The British daily Financial Times is directing prominent Silicon Valley investor and co-founder of PayPal Peter Thiel and other ambitious technology experts to Bratislava, where they say the industry is being used to tackle real-world problems.
“The Slovak capital, whose medieval churches and cobbled streets bear scarce resemblance to the sprawl of San Francisco, is part of a network of cities in this region that hope to become central Europe’s answer to Silicon Valley,” the daily wrote in a story titled “The Danube Valley: central Europe’s answer to Silicon Valley”.
Though the country’s economy is still heavily reliant on the automotive industry, which accounts for almost half its entire industrial output, new technology startups have emerged in the past few years that are shifting the economy away from heavy manufacturing, Financial Times wrote.
The daily gave the example of AeroMobil, which has recently introduced the final model of its flying car, and described the company as “an archetype of this transformation”.

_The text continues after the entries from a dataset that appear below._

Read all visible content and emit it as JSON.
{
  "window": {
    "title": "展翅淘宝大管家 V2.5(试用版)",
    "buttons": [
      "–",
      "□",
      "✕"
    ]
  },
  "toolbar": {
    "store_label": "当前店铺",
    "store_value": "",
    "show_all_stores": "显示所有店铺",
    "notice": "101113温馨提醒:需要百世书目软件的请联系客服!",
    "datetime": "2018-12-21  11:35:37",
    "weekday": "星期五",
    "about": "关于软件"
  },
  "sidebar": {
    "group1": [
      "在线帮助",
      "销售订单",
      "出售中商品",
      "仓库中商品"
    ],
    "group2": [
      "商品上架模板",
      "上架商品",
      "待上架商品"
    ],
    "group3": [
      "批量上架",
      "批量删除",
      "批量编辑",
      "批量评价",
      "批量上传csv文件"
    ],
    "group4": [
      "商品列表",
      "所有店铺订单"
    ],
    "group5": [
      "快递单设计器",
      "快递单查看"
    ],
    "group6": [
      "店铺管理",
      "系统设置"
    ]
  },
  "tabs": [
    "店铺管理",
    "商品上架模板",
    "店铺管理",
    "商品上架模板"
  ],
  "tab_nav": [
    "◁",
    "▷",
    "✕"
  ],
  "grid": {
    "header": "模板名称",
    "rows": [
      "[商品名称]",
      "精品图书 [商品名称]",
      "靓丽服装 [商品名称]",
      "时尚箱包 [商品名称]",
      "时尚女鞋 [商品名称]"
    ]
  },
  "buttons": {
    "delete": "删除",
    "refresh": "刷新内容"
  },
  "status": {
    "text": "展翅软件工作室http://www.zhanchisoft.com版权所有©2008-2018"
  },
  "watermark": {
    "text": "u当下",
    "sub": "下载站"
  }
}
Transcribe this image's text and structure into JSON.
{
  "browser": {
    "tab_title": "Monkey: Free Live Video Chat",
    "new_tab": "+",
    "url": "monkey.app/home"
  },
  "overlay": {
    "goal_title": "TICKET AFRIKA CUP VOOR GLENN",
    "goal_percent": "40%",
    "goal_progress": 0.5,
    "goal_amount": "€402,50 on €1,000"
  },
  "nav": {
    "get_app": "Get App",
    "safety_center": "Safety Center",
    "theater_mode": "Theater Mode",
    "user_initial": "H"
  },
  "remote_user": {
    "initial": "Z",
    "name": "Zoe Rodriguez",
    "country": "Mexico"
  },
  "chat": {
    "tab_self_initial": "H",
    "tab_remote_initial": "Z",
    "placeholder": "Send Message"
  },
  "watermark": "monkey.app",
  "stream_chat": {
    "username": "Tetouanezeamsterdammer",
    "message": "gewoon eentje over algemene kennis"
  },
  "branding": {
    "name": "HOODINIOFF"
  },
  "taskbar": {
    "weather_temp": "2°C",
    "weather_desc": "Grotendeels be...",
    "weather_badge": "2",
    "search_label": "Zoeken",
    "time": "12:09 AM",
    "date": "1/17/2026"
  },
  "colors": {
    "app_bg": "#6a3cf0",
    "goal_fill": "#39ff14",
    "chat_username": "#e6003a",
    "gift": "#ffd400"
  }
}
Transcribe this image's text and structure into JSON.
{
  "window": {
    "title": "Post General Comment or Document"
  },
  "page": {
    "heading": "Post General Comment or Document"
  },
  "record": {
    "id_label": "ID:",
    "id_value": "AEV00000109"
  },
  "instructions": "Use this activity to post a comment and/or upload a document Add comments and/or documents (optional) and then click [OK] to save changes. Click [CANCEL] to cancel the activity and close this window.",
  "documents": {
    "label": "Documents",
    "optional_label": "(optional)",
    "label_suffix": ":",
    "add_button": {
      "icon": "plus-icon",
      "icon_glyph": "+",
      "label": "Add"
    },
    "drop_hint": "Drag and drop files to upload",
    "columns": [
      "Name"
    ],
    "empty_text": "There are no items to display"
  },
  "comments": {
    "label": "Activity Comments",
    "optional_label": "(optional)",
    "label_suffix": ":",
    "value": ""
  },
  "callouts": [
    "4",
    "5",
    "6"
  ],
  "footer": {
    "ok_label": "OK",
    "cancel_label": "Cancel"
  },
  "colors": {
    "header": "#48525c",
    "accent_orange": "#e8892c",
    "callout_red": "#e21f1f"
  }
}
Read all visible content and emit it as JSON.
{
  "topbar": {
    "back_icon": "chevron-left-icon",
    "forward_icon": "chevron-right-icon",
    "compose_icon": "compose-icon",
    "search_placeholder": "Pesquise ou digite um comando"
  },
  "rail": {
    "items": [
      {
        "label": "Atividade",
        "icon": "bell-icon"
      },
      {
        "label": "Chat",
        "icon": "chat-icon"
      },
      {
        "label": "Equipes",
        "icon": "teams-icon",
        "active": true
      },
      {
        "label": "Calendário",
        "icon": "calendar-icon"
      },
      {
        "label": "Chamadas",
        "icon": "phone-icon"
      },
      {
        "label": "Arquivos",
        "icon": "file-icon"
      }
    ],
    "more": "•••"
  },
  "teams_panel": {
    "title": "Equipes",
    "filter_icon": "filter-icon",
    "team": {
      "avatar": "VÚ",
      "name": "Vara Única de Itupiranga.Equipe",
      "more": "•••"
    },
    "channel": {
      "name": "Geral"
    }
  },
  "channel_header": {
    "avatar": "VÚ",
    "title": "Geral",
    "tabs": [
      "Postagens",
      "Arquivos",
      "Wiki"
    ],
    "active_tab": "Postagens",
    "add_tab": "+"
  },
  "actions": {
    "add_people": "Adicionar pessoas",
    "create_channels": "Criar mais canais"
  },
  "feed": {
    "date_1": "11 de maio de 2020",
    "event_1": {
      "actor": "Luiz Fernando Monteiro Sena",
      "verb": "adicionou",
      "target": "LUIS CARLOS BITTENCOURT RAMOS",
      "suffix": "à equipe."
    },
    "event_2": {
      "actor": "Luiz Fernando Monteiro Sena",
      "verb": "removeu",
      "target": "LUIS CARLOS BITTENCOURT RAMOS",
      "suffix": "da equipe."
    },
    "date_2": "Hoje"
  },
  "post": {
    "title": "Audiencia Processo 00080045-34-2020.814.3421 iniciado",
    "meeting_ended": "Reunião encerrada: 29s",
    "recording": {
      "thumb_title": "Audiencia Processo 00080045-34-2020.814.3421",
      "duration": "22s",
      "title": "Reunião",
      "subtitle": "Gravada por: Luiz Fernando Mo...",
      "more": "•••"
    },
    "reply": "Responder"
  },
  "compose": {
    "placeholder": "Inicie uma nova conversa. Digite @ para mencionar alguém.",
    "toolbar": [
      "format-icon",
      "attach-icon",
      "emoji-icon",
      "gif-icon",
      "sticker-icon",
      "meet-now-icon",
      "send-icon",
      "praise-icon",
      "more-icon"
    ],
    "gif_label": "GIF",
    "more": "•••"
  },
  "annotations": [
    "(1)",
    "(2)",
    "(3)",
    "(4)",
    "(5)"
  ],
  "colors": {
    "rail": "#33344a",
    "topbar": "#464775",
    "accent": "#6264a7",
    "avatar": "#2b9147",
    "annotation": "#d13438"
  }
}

Other successful examples include cyber security software company Eset, which was described as a “supplier of one of the world’s most widely used antivirus systems”, and Sygic, the developer of navigation applicants used by about 200 million people across the world. The daily also mentioned game developer Pixel Federation.
“Slovak start-ups have benefited from the fact that costs are far lower in the country than they are for rivals in richer economies,” Financial Times wrote. “Technically-minded graduates are easy to find, and the limited size of the local market nudges ambitious entrepreneurs towards international sales faster.”
The daily also mentions the younger generation of founders, giving startups Photoneo (a designer of a 3D camera that can quickly recognise objects, allowing a robot to pick out particular tools or components in a factory), GA Drilling (which is rolling out technology that uses electric plasma to help drill more efficiently for oil and gas underground), and Slido (an audience interaction app) as examples.
On the other hand, the daily reminds that entrepreneurs in Slovakia still face funding challenges.
“Slovakia has seen a stream of EU research and innovation funding worth nearly €4bn since it joined the bloc 13 years ago,” Financial Times wrote. “However, private capital can be tough to find, which can stifle late-stage projects at a crucial stage of growth.”
The daily also criticises the legislation which seems to favour larger companies over smaller enterprises and wrote tax breaks appear to benefit foreign investors promising to bring manufacturing jobs to the country more than smaller innovative ventures.
“Another problem is a scarcity of workers with skills and business experience,” Financial Times wrote. “While many Slovak expats could bring valuable business experience from abroad, the country’s political climate, marked by endless corruption scandals, does little to encourage them to return home.”
In this respect, however, Financial Times praise the initiatives to fight corruption, digitise public services, set up better schools, and encourage Slovaks abroad to return home. The paper wrote that these initiatives that have popped up around the country are sometimes founded or backed by successful entrepreneurs.
“Other Slovak entrepreneurs have joined advisory boards of younger startups or become angel investors themselves,” Financial Times wrote.
7. Jun 2017 at 14:25 | Compiled by Spectator staff